By JON HURDLE and ERIK ECKHOLM
Published: July 24, 2012 417 Comments
PHILADELPHIA — Msgr. William J. Lynn, the first Roman Catholic Church official in the United States to be convicted of covering up sexual abuses by priests under his supervision, was sentenced Tuesday to three to six years in prison.
Matt Rourke/Associated Press
Monsignor William J. Lynn
“You knew full well what was right, Monsignor Lynn, but you chose wrong,” Judge M. Teresa Sarmina of Common Pleas Court said as she imposed the sentence, which was just short of the maximum of three and a half to seven years. Monsignor Lynn must serve at least three years before he is eligible for parole.
Monsignor Lynn, 61, was found guilty on June 22 of child endangerment after a three-month trial that revealed efforts over decades by the Philadelphia archdiocese to play down accusations of child sexual abuse and avoid scandal. He was acquitted of conspiracy and a second child endangerment charge.
Monsignor Lynn served as secretary for clergy for the 1.5 million-member archdiocese from 1992 to 2004, recommending priest assignments and investigating abuse complaints. During the trial, prosecutors presented evidence that he had shielded predatory priests, sometimes transferring them to unwary parishes, and lied to the public to avoid bad publicity and lawsuits.
The conviction of a senior official, followed by a prison sentence, has reverberated among Catholic officials around the country, church experts said.
“I think this is going to send a very strong signal to every bishop and everybody who worked for a bishop that if they don’t do the right thing, they may go to jail,” said the Rev. Thomas J. Reese, a senior fellow at the Woodstock Theological Center at Georgetown University. “They can’t just say ‘the bishop made me do it.’ That’s not going to be an excuse that holds up in court.”
In a three-minute statement before sentencing, Monsignor Lynn, dressed in a black clerical shirt and white collar, said: “I have been a priest for 36 years, and I have done the best I can. I have always tried to help people.”
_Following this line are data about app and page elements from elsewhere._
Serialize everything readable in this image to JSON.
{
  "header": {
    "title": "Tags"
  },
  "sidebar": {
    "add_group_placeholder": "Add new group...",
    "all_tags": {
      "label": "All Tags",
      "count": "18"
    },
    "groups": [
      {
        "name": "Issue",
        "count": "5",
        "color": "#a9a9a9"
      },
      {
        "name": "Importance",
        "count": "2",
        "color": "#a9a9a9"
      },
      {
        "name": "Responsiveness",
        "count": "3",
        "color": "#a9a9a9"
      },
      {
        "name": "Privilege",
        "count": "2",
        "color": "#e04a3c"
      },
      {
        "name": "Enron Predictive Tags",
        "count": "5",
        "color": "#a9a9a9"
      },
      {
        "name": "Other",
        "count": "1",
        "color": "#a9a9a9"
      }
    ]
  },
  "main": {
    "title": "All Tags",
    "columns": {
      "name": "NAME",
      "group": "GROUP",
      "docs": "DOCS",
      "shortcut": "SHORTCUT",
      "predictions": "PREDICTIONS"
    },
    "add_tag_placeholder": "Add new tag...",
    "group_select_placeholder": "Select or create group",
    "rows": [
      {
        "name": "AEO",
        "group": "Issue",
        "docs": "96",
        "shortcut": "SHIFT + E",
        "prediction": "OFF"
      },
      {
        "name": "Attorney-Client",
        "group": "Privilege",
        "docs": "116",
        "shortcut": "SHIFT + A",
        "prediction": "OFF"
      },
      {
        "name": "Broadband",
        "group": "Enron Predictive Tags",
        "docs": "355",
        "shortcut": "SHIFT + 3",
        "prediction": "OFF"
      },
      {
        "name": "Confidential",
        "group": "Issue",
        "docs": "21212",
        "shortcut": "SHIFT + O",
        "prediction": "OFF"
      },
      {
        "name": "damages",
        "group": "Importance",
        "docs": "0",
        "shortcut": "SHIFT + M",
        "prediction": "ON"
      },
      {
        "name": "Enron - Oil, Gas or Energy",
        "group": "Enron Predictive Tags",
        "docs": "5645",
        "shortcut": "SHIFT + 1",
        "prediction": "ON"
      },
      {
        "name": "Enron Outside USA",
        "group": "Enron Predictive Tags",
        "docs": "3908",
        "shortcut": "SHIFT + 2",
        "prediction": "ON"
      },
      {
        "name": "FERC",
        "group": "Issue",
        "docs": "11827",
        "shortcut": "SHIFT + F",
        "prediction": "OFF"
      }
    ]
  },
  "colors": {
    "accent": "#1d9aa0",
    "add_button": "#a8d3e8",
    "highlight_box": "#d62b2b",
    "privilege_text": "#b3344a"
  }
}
Turning toward relatives of an abuse victim in the courtroom, he said, “I hope someday that you will accept my apology.”
But he did not comment on the broader accusations that he put children at risk by repeatedly protecting “monsters in clerical garb,” as Judge Sarmina described it at the hearing.
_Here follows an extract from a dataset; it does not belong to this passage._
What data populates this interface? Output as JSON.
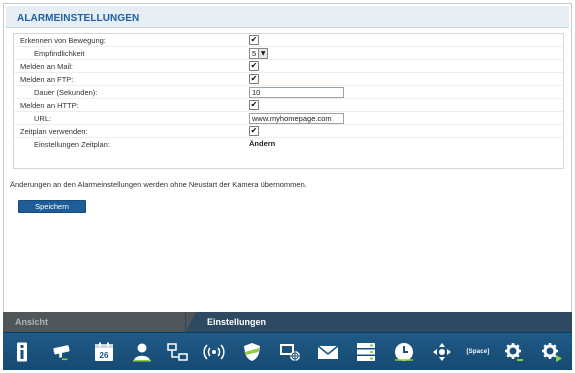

The sentence was a victory for the Philadelphia district attorney, R. Seth Williams, who said outside the courtroom, “Many people say that the maximum still would not have been enough.”
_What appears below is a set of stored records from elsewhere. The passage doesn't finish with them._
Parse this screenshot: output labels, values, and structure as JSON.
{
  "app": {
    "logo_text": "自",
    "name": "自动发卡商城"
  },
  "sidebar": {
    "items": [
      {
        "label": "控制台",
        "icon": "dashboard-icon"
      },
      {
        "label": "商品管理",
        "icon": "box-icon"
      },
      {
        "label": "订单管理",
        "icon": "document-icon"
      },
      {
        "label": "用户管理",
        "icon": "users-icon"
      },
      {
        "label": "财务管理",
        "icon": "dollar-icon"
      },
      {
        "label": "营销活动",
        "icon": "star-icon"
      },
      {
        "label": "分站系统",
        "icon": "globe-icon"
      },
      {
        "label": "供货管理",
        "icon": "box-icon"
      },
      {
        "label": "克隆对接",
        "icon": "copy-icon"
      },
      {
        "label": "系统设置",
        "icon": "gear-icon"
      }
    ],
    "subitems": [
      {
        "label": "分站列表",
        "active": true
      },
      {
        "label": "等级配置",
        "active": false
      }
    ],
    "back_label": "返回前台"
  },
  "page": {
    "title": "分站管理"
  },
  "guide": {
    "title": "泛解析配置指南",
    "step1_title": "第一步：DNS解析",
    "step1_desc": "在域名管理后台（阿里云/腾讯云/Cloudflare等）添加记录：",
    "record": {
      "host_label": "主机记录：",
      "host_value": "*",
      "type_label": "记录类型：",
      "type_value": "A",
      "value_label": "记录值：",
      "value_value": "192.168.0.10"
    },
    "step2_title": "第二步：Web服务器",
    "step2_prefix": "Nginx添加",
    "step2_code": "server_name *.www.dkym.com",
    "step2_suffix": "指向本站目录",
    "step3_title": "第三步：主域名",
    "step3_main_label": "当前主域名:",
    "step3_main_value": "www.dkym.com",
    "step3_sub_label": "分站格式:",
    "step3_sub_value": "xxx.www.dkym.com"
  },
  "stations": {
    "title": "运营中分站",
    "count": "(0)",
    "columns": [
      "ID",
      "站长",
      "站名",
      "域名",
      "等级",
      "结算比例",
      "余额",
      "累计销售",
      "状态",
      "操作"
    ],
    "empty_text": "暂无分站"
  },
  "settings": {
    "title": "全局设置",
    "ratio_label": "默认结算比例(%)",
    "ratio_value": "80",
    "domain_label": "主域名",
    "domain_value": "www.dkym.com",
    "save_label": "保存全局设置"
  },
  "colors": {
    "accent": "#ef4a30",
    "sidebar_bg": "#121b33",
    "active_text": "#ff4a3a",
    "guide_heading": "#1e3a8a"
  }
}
Monsignor Lynn’s lawyer, Thomas Bergstrom, called the sentence “unbalanced.” Last week, the defense argued that a long prison sentence would be “merely cruel and unusual.”
Prosecutors argued that the gravity of Monsignor Lynn’s crime — giving known sexual predators continued access to children, causing lifelong anguish and damage to some — was “off the charts.”
Monsignor Lynn’s lawyers said they would appeal the conviction, saying that the child endangerment law at the time did not apply to supervisors and that the judge erred in allowing testimony about accusations that were beyond the statute of limitations.
In a statement Tuesday, the Archdiocese of Philadelphia said that its procedures for protecting children had improved significantly since “the events some 10 years ago that were at the center of this trial.”
It acknowledged “legitimate anger in the broad community toward any incident or enabling of sexual abuse.” But it also described the sentence as overly harsh, saying “fair-minded people will question the severity.”
“We hope that when this punishment is objectively reviewed, it will be adjusted,” it said.
After the sentencing, Ann Casey, a friend of Monsignor Lynn for 36 years, said she believed he was a scapegoat and a victim of his intense faith in the archdiocese’s leaders. “It was his vow of obedience to the church that landed him this morning in jail,” she said.
During the trial, Monsignor Lynn’s lawyers argued that he had followed the instructions of Cardinal Anthony J. Bevilacqua, who was the archbishop of Philadelphia from 1988 to 2003 and who died in January.
Monsignor Lynn’s conviction was for lax oversight of one former priest, Edward V. Avery, who spent six months in a church psychiatric center in 1993 after an abuse episode. Doctors said he should be kept away from children. But Monsignor Lynn sent him to live in a rectory and did not warn parish officials.
In 1999, Mr. Avery engaged in oral sex with a 10-year-old altar boy. He pleaded guilty to the assault just before Monsignor Lynn’s trial and was sentenced to two and a half to five years in prison.
Jon Hurdle reported from Philadelphia, and Erik Eckholm from New York.